Stored items:
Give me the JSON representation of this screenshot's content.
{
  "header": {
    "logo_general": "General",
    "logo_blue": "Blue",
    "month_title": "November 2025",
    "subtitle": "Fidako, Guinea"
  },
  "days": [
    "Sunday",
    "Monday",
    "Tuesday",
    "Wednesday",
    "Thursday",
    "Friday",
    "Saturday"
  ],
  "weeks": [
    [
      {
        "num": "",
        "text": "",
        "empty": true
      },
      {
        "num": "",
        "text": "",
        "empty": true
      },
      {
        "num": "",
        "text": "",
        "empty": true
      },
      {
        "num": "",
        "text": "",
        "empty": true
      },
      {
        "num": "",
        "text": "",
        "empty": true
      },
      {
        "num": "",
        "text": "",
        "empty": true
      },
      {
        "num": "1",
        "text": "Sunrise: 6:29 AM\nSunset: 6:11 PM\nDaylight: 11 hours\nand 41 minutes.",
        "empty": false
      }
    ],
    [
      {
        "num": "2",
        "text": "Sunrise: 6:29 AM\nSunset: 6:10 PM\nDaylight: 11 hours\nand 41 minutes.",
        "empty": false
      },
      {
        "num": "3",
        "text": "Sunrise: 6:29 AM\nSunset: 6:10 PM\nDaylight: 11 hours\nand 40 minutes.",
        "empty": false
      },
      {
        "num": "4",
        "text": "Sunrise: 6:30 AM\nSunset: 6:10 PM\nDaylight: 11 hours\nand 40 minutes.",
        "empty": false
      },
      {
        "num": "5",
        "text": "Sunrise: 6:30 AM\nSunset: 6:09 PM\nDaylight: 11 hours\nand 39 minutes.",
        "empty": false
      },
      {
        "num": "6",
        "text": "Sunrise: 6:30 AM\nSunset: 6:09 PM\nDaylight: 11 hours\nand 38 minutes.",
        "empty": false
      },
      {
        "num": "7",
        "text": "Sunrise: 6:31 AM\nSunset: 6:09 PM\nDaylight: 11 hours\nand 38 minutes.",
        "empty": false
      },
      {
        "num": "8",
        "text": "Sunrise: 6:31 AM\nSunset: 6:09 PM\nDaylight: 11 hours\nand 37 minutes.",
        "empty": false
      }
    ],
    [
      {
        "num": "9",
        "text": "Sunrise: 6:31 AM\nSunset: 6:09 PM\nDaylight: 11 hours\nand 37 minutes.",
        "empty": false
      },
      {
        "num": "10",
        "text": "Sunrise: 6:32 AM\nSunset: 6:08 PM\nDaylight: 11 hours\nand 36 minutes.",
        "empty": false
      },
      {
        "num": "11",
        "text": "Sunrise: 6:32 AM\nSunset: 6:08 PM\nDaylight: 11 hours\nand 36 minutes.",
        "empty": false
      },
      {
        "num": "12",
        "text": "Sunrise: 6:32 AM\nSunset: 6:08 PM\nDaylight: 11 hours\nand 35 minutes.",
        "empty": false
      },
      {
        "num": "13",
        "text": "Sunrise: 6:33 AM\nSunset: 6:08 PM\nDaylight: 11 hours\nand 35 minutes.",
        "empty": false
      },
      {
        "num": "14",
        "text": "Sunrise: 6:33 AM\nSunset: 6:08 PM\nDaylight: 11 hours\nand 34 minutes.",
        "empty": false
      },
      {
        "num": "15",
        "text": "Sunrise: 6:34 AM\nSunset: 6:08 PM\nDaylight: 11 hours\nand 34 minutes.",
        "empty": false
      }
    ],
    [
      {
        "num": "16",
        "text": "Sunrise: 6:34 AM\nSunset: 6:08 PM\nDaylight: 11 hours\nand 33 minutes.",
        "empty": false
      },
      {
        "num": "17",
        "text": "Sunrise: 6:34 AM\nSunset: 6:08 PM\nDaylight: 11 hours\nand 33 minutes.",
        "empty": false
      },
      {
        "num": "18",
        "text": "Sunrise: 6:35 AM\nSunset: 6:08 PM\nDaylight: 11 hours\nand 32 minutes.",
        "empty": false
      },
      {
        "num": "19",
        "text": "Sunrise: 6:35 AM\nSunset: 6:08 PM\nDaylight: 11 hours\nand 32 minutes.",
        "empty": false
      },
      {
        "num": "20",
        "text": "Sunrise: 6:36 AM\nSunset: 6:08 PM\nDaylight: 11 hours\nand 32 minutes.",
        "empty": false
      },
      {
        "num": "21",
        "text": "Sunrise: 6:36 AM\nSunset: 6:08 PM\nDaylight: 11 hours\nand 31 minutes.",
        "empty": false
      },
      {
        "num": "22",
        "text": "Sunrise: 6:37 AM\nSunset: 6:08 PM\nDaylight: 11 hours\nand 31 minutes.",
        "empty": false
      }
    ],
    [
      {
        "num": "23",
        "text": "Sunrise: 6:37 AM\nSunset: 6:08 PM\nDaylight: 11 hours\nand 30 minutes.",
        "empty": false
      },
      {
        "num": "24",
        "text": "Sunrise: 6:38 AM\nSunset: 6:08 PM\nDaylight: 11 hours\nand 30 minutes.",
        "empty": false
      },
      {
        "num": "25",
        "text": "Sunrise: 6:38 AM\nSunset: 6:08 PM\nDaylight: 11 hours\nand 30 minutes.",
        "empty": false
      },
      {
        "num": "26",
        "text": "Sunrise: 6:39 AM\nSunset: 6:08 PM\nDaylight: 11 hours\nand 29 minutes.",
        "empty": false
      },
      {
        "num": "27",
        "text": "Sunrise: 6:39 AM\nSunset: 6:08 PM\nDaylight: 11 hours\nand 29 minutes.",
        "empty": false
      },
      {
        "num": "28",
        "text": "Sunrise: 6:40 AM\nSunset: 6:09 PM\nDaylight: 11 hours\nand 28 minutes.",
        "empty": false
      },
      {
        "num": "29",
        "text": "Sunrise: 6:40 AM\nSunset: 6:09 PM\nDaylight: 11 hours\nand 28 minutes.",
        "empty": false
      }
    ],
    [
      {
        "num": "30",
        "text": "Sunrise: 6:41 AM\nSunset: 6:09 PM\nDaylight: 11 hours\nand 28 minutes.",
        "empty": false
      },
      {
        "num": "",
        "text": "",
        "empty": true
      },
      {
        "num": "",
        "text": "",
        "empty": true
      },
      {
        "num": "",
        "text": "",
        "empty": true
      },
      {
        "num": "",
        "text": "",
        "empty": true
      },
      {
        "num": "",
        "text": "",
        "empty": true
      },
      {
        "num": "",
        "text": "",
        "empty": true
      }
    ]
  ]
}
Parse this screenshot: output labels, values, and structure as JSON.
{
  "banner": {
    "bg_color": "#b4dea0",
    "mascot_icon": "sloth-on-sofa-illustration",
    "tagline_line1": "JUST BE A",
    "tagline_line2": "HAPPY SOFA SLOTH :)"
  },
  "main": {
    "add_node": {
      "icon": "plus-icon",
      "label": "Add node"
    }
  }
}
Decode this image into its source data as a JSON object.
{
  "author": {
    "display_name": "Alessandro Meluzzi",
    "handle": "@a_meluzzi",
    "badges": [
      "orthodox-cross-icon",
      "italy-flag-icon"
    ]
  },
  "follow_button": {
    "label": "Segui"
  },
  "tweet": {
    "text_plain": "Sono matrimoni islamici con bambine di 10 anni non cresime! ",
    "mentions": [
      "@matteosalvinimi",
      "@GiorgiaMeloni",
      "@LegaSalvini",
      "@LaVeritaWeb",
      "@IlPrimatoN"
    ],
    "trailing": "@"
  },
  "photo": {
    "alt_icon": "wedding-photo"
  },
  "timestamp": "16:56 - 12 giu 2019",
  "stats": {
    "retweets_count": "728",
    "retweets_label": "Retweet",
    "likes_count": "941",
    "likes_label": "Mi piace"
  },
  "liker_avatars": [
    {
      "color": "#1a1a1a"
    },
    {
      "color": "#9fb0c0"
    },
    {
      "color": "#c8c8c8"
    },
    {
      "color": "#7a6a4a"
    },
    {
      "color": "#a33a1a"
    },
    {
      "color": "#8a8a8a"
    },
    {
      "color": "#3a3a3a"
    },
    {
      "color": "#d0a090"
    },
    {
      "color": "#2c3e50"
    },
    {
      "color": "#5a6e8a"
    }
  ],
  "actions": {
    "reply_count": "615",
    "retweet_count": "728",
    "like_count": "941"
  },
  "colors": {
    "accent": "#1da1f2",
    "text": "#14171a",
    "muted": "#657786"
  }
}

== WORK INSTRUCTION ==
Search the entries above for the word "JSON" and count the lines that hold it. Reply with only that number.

== RESULT OF THE TASK ==
3